_Task to complete_
The answer must be every line of the records below that contains the word "placeholder".

_Record set_
[Start of Attachment]

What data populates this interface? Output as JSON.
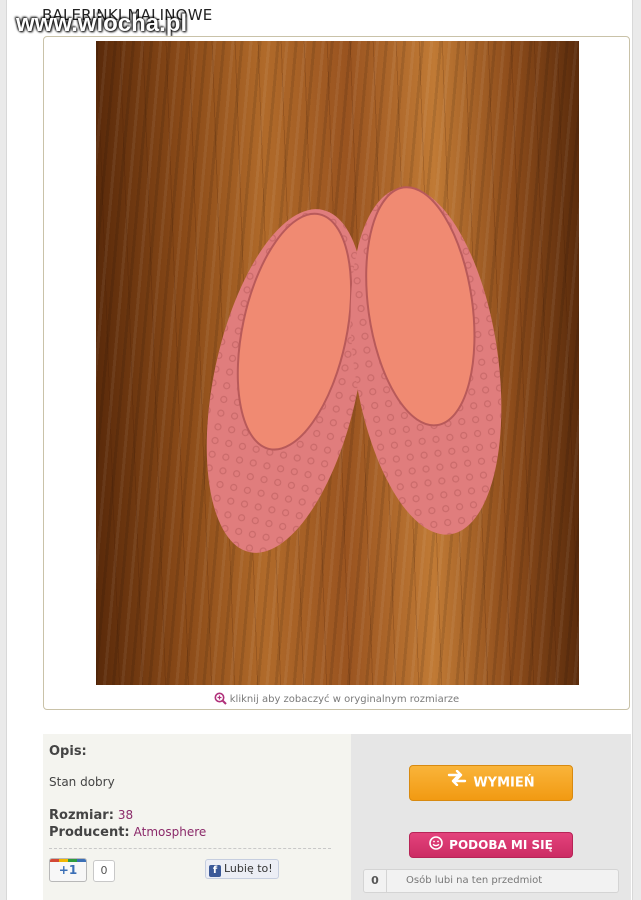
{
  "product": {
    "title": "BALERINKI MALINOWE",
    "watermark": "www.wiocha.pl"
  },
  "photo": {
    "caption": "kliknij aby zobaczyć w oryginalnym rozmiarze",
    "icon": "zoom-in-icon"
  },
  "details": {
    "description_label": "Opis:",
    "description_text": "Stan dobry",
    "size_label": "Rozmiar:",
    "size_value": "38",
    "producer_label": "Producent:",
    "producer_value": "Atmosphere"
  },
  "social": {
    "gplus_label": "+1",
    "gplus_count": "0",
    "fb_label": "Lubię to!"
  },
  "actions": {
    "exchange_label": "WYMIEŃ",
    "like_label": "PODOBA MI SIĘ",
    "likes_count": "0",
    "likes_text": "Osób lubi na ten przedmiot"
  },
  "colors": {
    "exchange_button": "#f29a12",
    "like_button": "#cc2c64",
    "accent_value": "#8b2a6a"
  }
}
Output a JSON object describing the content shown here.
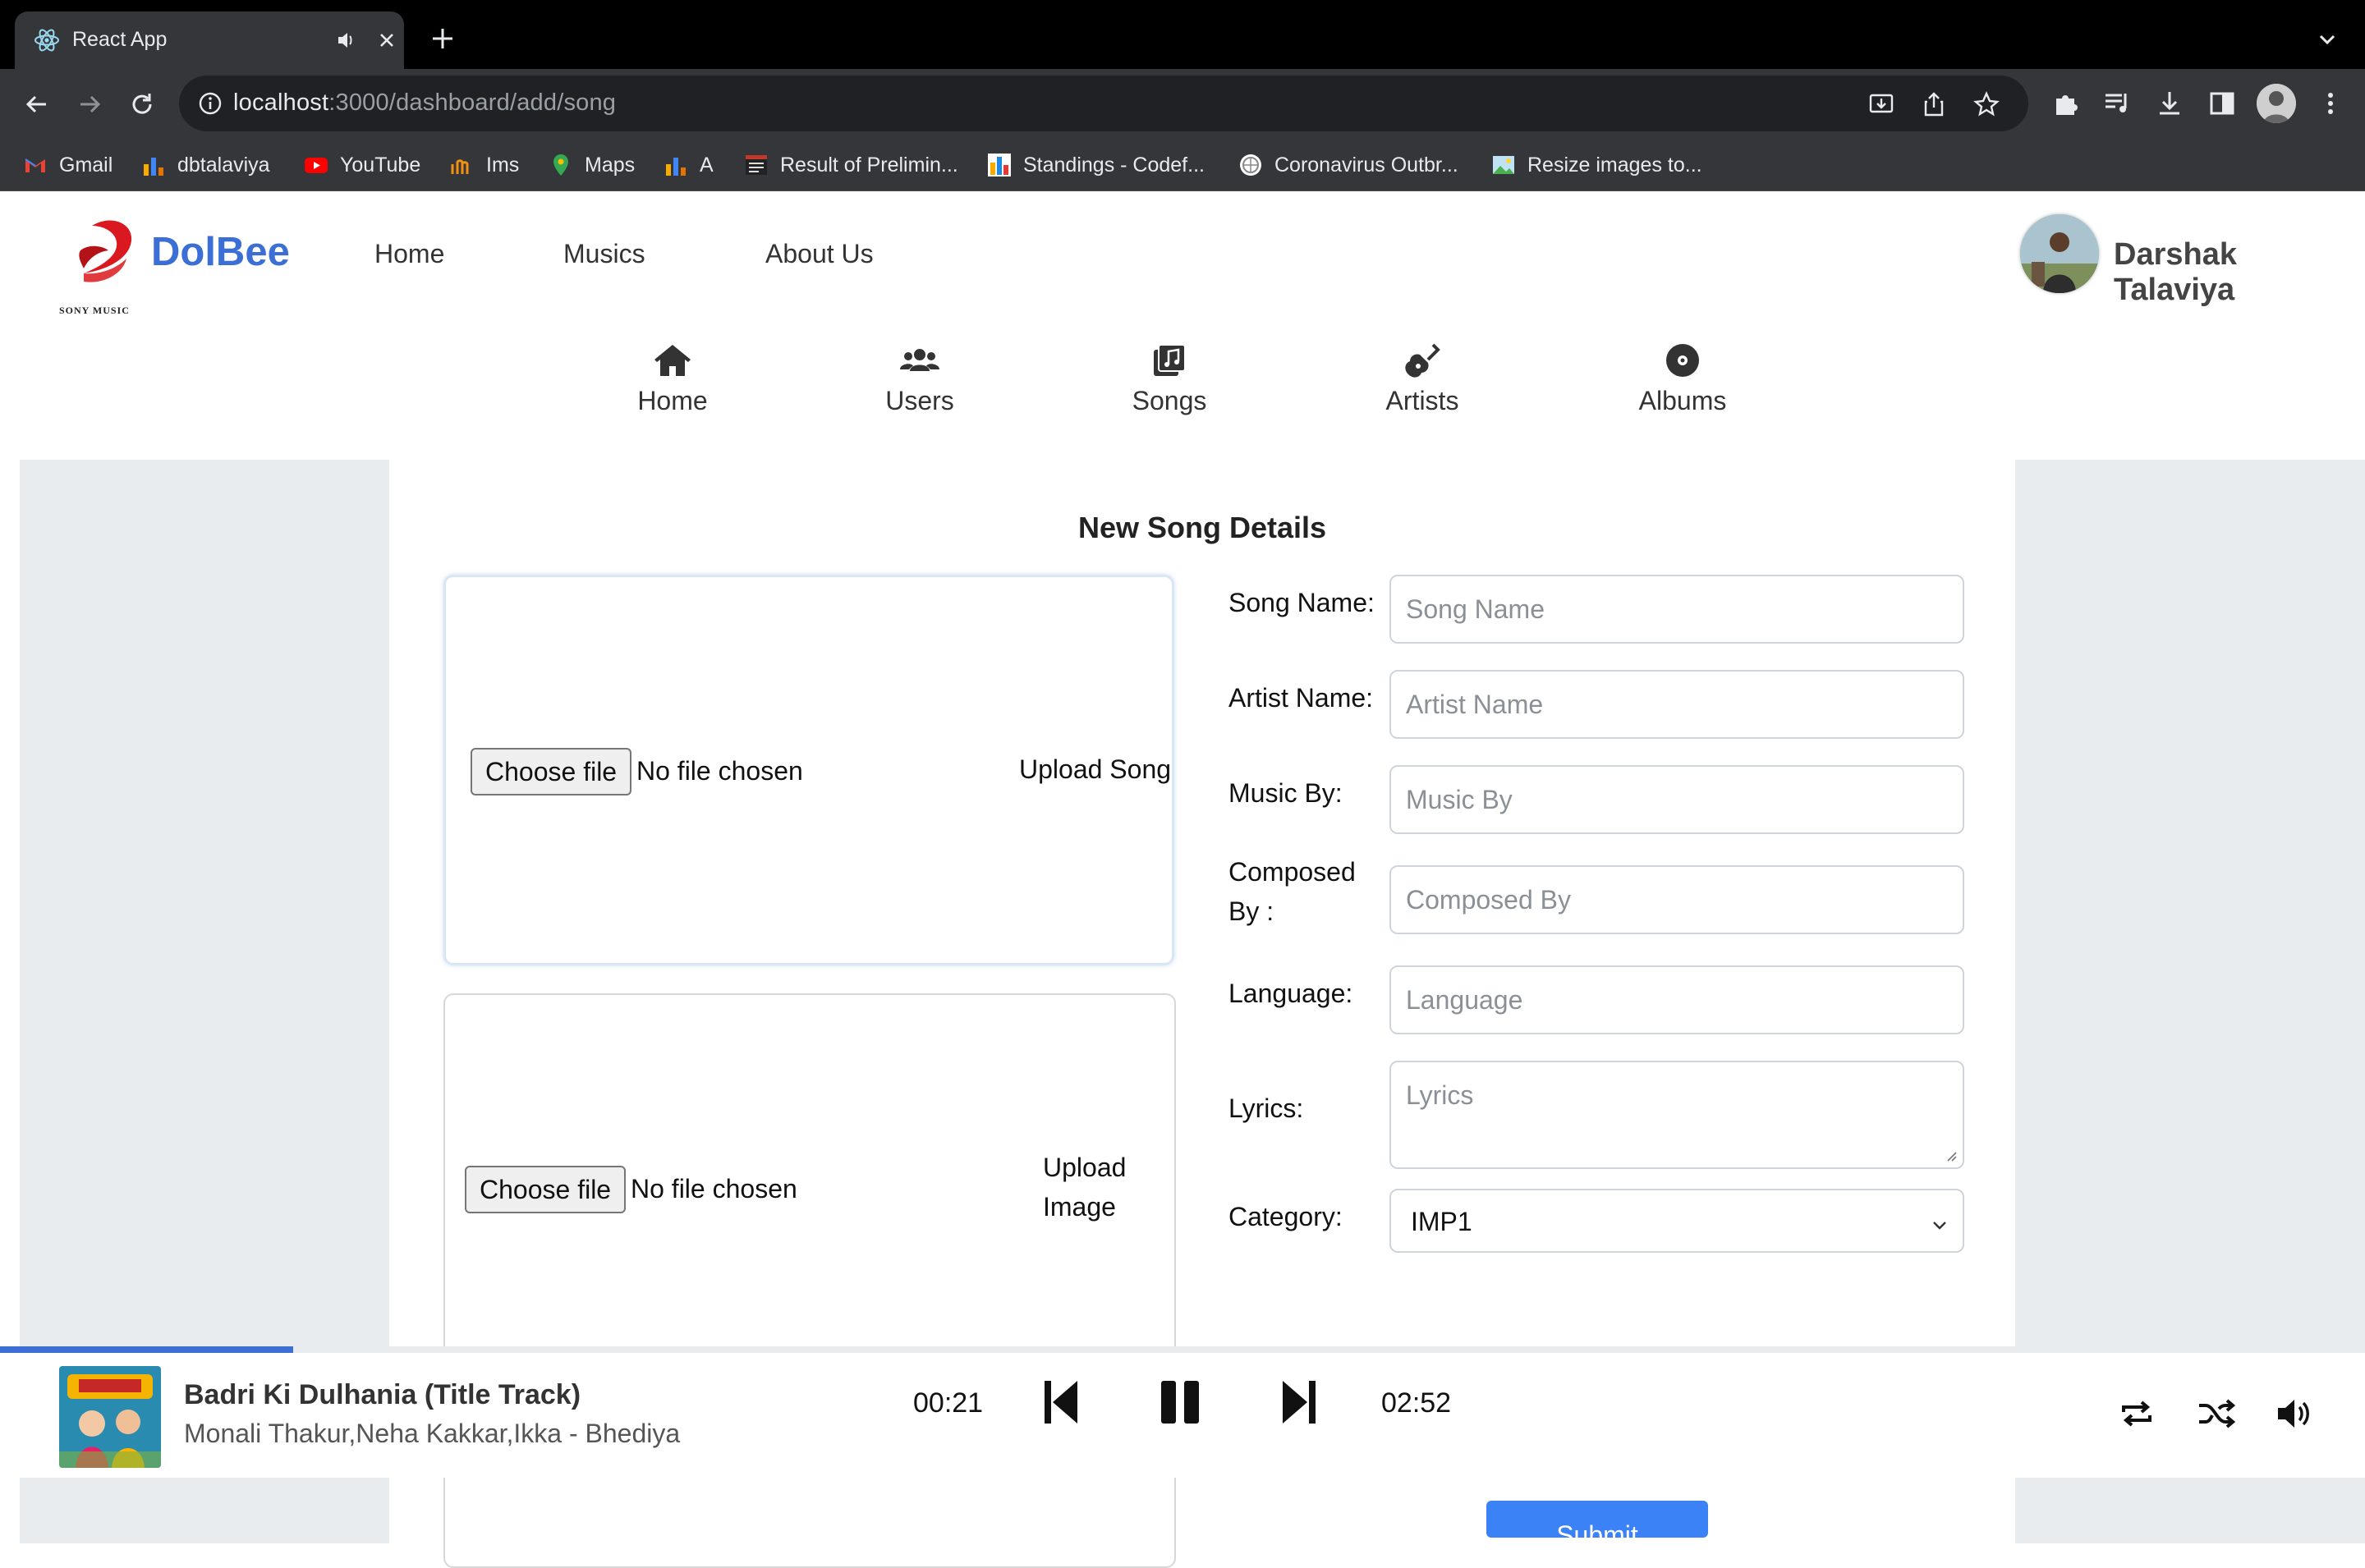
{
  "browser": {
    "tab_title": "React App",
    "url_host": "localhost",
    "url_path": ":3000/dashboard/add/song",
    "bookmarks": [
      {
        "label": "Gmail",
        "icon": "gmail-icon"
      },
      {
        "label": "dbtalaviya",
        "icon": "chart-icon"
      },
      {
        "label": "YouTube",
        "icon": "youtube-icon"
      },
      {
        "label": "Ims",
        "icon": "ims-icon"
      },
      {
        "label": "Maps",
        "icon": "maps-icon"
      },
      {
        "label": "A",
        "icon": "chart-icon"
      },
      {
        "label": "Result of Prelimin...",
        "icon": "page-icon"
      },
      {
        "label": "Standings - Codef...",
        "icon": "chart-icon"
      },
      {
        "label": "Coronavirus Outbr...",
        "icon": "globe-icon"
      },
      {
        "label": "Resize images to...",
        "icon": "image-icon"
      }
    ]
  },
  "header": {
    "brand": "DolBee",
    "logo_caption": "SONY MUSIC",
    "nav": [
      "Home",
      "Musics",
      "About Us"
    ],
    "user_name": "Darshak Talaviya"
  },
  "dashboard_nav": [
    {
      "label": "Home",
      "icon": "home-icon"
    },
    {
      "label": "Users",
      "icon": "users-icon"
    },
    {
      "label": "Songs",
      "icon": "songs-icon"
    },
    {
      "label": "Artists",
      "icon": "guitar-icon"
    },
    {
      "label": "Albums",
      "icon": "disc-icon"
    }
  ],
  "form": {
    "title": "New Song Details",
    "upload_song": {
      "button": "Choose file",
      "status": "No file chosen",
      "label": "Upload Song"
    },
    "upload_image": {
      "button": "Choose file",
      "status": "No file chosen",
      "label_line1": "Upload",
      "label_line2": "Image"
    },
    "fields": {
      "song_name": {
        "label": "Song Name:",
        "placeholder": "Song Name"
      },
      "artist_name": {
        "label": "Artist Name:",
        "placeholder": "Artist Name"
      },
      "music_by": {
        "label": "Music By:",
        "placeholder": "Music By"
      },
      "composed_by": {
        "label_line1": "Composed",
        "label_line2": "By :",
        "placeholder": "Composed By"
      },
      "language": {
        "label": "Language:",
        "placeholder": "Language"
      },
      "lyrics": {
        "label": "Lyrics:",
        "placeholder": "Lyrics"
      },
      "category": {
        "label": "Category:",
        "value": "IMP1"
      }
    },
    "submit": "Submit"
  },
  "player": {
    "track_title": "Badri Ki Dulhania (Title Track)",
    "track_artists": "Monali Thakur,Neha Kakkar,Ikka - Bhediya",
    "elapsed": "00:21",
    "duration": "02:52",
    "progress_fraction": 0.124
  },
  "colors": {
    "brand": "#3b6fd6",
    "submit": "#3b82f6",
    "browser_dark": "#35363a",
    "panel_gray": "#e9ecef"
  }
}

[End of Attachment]

_Exercise answer_
        "placeholder": "Song Name"
        "placeholder": "Artist Name"
        "placeholder": "Music By"
        "placeholder": "Composed By"
        "placeholder": "Language"
        "placeholder": "Lyrics"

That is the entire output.